* [Collection entries]
· · · · ·

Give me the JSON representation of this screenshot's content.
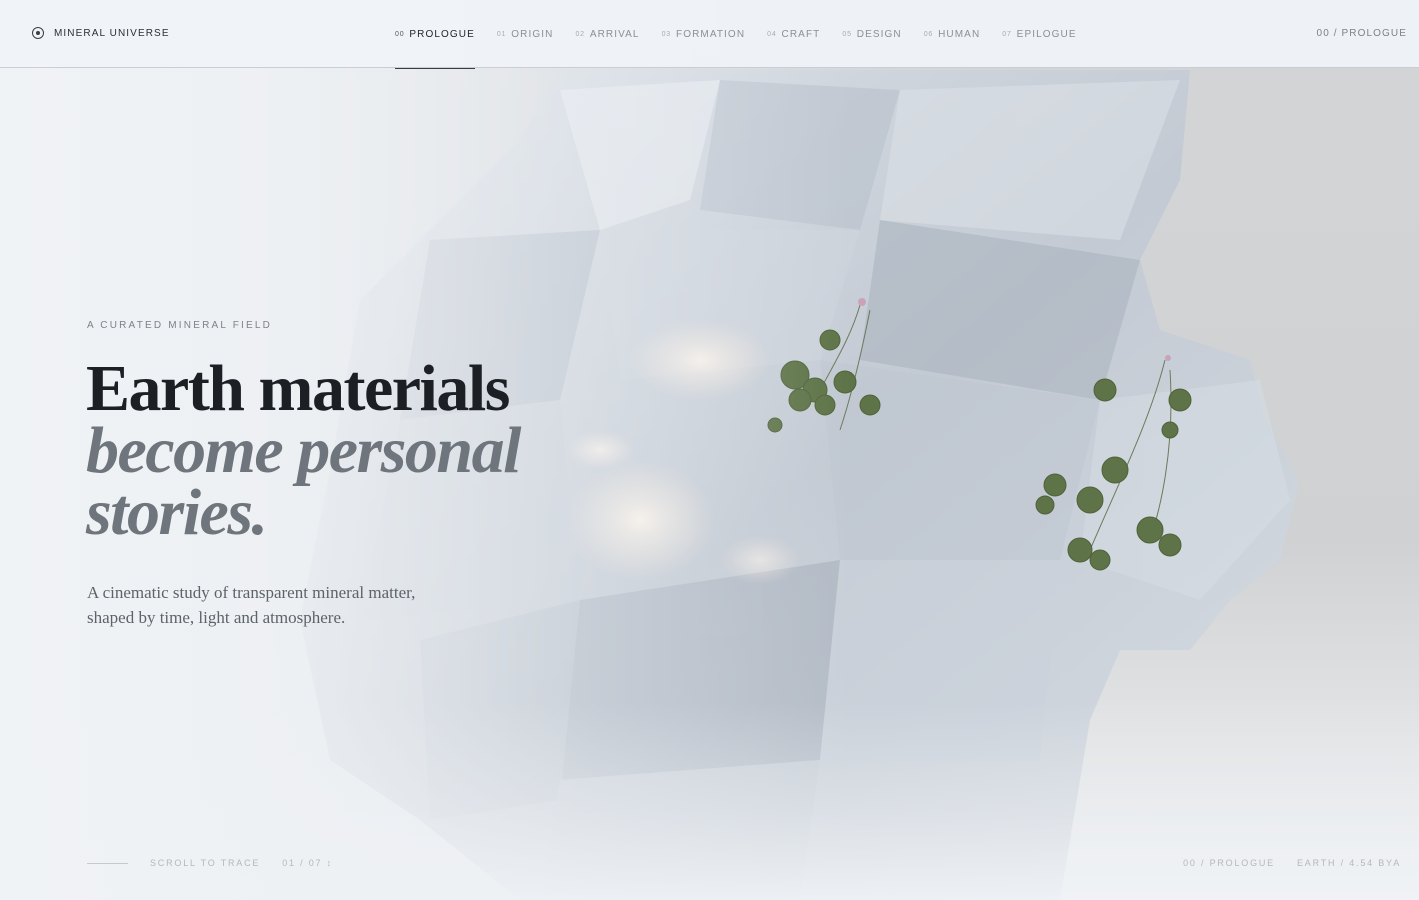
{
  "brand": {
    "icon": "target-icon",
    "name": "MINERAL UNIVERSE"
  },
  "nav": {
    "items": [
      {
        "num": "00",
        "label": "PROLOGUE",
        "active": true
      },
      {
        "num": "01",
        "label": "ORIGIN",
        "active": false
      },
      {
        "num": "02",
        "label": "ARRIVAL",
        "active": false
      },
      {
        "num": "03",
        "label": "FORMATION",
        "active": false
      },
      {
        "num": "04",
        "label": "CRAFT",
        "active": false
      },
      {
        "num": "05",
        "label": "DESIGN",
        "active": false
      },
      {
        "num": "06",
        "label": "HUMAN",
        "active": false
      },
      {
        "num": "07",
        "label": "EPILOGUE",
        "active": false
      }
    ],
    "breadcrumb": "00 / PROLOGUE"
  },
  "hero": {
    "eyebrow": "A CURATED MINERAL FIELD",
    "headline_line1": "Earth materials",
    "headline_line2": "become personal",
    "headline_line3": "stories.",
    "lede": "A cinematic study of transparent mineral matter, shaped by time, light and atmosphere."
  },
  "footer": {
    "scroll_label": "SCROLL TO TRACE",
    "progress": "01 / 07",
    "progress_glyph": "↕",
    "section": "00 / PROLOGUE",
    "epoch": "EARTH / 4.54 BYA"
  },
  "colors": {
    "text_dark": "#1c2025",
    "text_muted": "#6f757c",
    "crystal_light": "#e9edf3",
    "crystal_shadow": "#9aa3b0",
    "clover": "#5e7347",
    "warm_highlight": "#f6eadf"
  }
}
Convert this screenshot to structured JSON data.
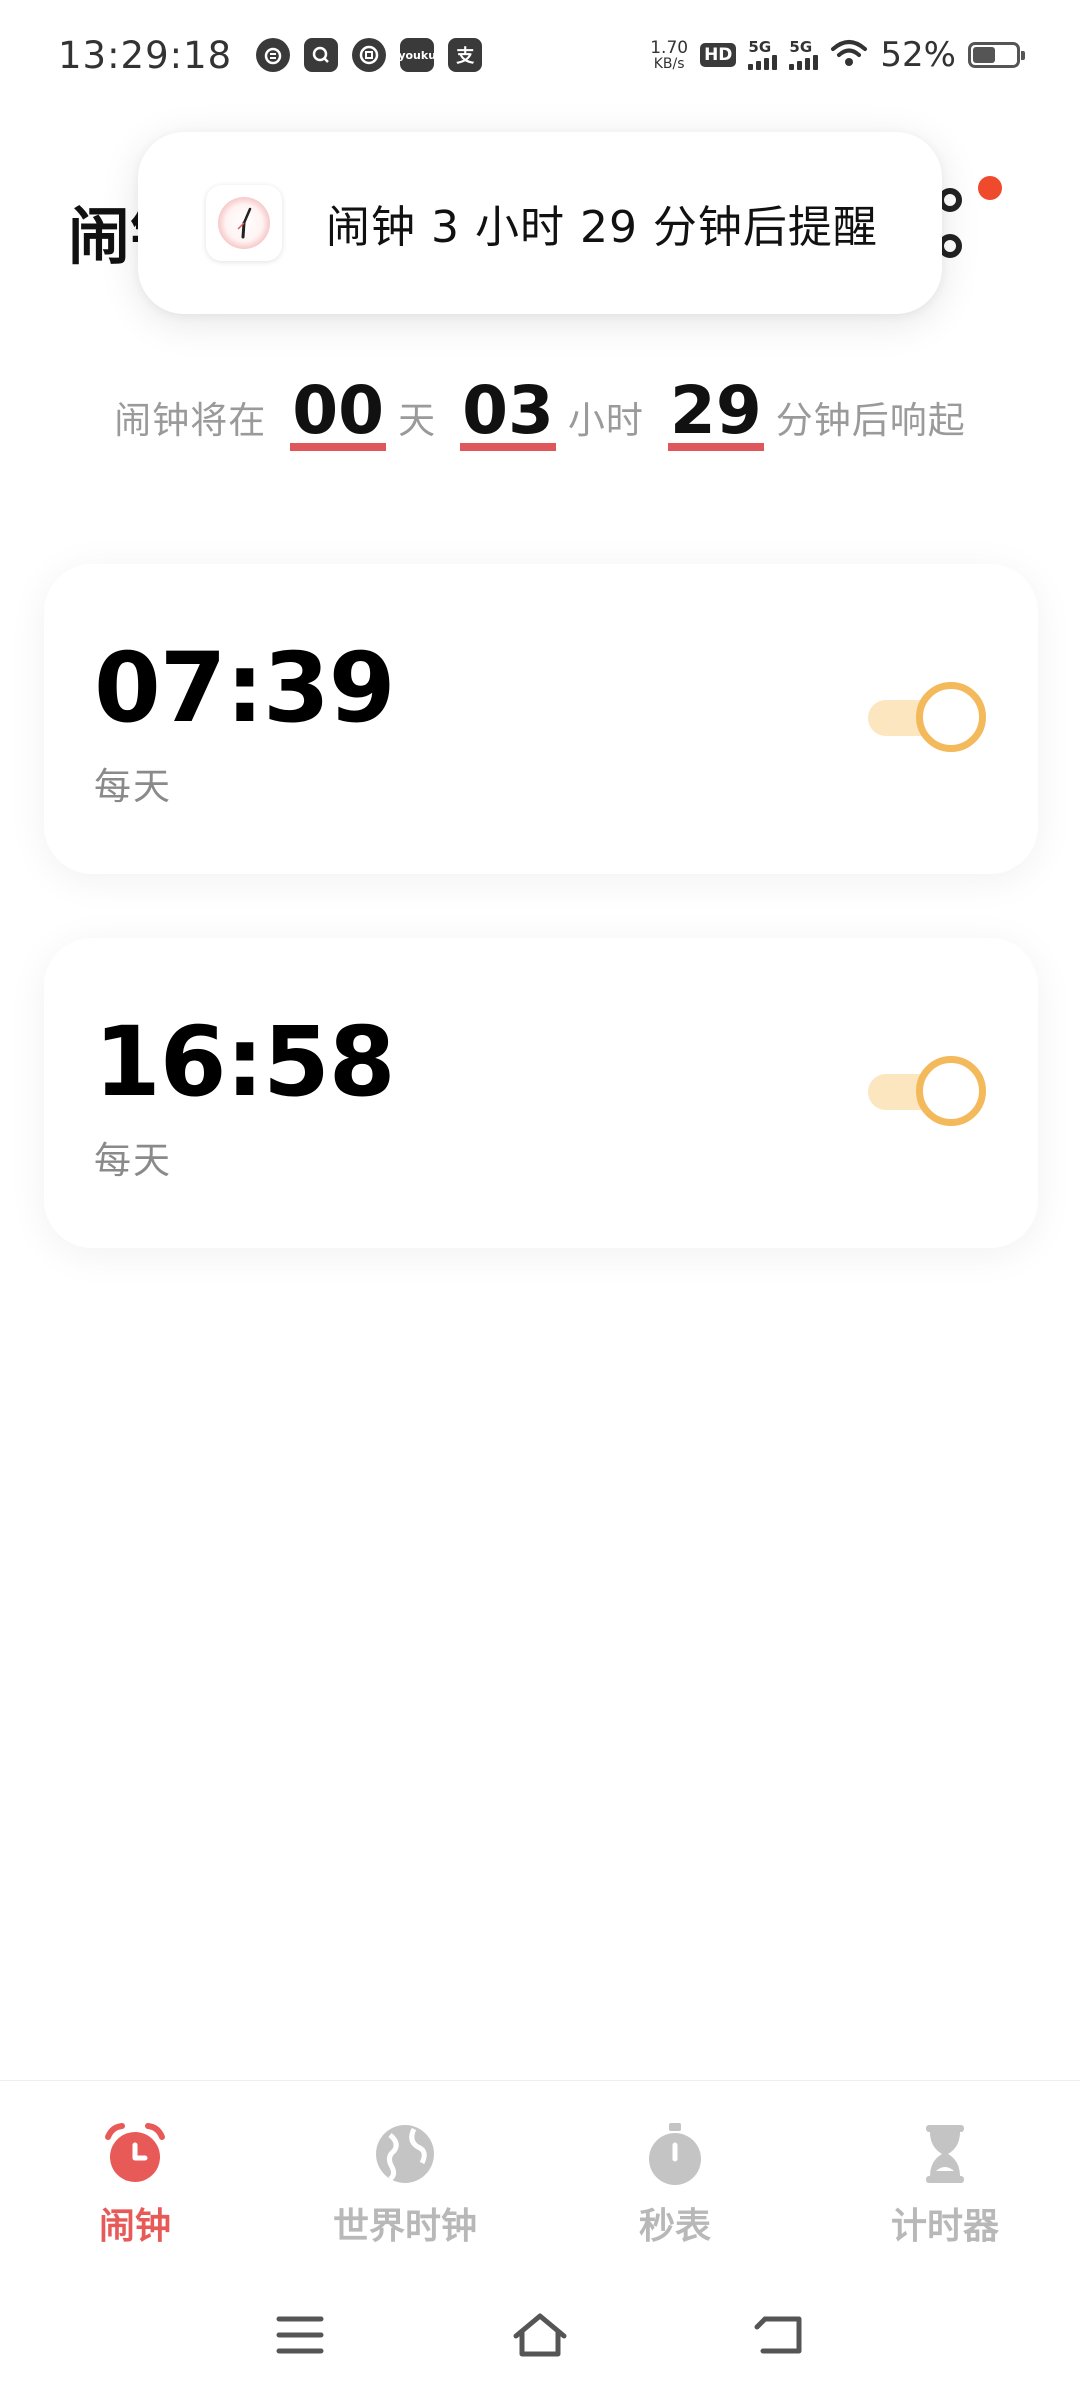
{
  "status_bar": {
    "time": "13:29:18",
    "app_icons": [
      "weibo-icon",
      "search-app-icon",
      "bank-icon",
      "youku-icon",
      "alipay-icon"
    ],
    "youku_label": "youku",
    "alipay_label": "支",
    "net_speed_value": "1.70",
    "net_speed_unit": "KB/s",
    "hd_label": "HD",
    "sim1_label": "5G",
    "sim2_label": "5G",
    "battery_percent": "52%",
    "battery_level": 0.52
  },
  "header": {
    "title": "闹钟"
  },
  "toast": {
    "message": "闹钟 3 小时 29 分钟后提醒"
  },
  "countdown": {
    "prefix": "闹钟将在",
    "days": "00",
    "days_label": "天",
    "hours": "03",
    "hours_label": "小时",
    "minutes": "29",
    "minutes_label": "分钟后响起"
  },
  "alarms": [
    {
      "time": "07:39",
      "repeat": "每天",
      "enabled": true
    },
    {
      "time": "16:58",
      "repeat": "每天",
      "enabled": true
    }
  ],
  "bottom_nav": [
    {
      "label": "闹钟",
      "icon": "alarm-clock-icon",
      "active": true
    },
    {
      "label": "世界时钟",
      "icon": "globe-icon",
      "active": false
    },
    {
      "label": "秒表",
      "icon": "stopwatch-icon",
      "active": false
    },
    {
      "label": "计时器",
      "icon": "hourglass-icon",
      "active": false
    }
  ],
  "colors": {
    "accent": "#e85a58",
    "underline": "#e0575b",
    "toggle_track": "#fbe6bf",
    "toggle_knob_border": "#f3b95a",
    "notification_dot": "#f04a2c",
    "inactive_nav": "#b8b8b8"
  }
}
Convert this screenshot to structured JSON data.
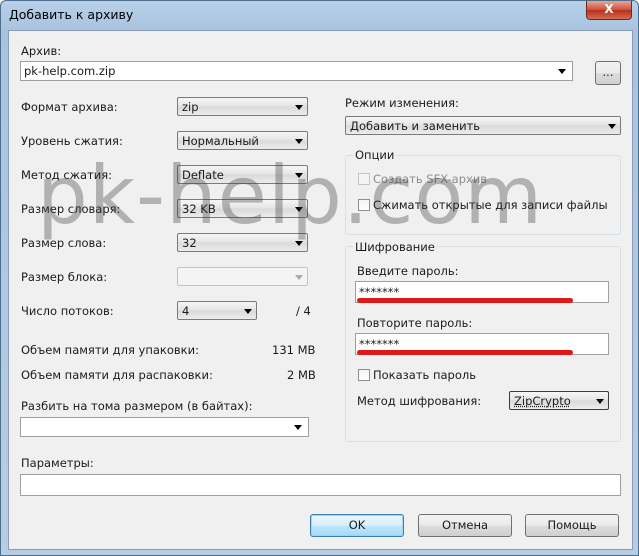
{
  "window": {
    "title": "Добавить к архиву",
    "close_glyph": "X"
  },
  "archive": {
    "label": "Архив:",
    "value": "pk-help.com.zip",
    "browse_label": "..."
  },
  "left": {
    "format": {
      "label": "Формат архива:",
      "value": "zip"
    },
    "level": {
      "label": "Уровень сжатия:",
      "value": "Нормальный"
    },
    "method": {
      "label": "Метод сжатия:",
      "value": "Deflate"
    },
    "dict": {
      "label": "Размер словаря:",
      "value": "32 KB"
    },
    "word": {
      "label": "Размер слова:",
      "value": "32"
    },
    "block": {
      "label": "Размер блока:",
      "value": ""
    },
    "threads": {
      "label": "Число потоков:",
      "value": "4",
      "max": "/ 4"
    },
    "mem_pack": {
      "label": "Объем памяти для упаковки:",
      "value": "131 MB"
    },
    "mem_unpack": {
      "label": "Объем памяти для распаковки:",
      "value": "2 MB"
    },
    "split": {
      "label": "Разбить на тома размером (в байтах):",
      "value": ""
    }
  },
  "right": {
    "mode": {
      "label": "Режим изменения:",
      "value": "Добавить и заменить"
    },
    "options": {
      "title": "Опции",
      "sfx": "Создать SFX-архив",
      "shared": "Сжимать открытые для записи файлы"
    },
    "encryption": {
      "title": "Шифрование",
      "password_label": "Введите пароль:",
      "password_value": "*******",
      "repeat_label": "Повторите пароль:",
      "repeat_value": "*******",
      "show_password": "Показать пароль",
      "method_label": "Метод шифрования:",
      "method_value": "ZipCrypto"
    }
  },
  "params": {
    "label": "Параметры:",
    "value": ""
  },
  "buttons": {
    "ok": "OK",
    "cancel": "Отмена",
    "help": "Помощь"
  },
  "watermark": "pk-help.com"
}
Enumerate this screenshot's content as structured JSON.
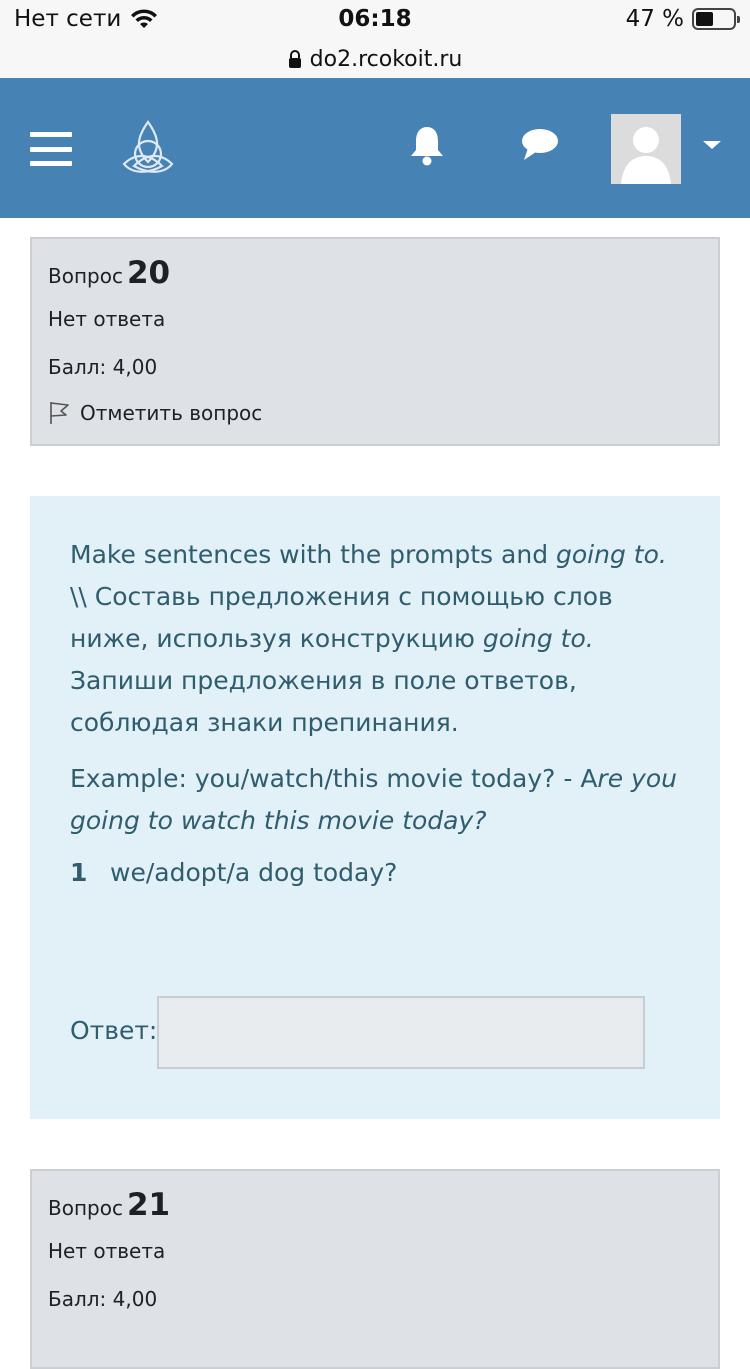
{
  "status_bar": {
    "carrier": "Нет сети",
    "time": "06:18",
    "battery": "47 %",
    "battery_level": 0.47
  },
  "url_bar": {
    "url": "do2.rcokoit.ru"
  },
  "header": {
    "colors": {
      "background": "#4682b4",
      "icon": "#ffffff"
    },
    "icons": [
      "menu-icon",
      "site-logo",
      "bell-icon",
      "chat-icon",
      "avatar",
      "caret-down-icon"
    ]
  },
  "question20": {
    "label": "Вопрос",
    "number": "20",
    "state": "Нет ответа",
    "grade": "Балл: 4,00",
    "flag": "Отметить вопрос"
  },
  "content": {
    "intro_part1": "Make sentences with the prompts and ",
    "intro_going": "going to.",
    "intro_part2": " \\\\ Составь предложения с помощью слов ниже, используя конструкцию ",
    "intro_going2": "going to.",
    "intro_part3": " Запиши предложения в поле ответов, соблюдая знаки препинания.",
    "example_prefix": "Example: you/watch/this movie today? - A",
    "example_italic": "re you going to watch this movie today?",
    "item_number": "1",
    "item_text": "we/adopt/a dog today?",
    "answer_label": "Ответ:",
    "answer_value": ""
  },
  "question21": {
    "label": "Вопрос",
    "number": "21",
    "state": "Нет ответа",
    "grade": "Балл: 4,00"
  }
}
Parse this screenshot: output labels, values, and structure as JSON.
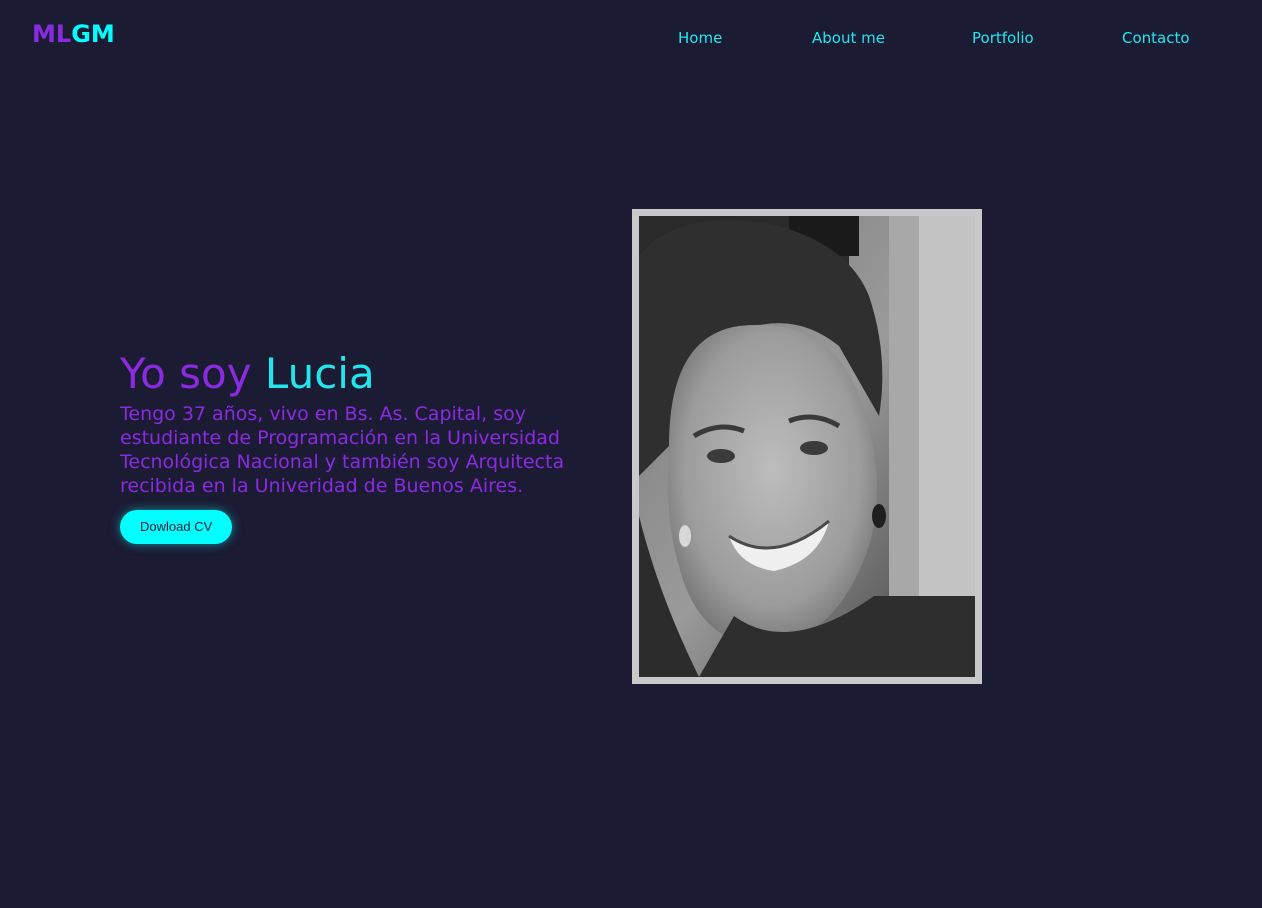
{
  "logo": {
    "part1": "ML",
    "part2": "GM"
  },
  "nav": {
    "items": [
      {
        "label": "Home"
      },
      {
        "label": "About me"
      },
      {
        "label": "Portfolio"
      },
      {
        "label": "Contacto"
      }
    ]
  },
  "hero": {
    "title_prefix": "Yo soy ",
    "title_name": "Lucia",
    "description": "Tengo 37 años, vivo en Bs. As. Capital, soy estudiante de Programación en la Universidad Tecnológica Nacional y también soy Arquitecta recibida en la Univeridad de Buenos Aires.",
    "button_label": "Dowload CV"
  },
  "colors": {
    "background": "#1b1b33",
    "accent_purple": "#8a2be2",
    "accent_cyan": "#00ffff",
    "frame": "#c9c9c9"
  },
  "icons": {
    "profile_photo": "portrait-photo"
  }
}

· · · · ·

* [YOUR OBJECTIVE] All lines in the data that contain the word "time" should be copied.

* [EXERCISE OUTPUT]
    "lede": "A cinematic study of transparent mineral matter, shaped by time, light and atmosphere."
    "time": "13:29:18",
      "time": "07:39",
      "time": "16:58",
    "time": "06:18",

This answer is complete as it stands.